YOUR TASK |
Repeat all of the data below word for word, keeping no images.

Excerpts from an interface dataset
>>

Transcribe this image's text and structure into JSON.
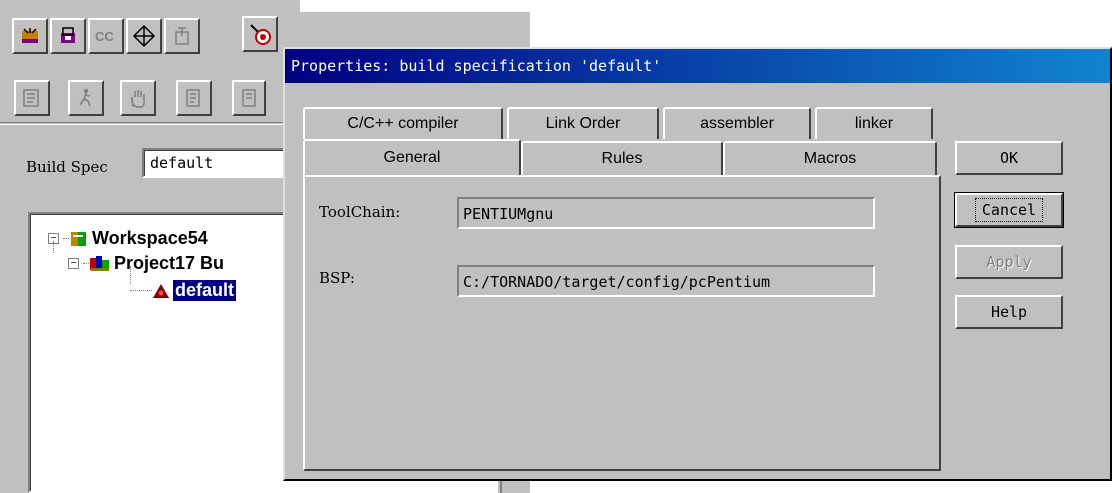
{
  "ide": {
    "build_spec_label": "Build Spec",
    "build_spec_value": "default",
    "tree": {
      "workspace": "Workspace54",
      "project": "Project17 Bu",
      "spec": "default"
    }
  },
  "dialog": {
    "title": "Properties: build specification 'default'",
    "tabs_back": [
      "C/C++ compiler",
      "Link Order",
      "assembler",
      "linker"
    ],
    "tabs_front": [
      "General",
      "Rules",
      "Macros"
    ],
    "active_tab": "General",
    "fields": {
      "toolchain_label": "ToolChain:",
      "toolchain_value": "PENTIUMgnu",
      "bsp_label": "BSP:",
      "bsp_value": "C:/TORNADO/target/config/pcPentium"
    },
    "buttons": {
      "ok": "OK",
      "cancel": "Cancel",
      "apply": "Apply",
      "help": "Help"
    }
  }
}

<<

ANSWER TO THE PROBLEM |
Transcribe this image's text and structure into JSON.
{
  "ide": {
    "build_spec_label": "Build Spec",
    "build_spec_value": "default",
    "tree": {
      "workspace": "Workspace54",
      "project": "Project17 Bu",
      "spec": "default"
    }
  },
  "dialog": {
    "title": "Properties: build specification 'default'",
    "tabs_back": [
      "C/C++ compiler",
      "Link Order",
      "assembler",
      "linker"
    ],
    "tabs_front": [
      "General",
      "Rules",
      "Macros"
    ],
    "active_tab": "General",
    "fields": {
      "toolchain_label": "ToolChain:",
      "toolchain_value": "PENTIUMgnu",
      "bsp_label": "BSP:",
      "bsp_value": "C:/TORNADO/target/config/pcPentium"
    },
    "buttons": {
      "ok": "OK",
      "cancel": "Cancel",
      "apply": "Apply",
      "help": "Help"
    }
  }
}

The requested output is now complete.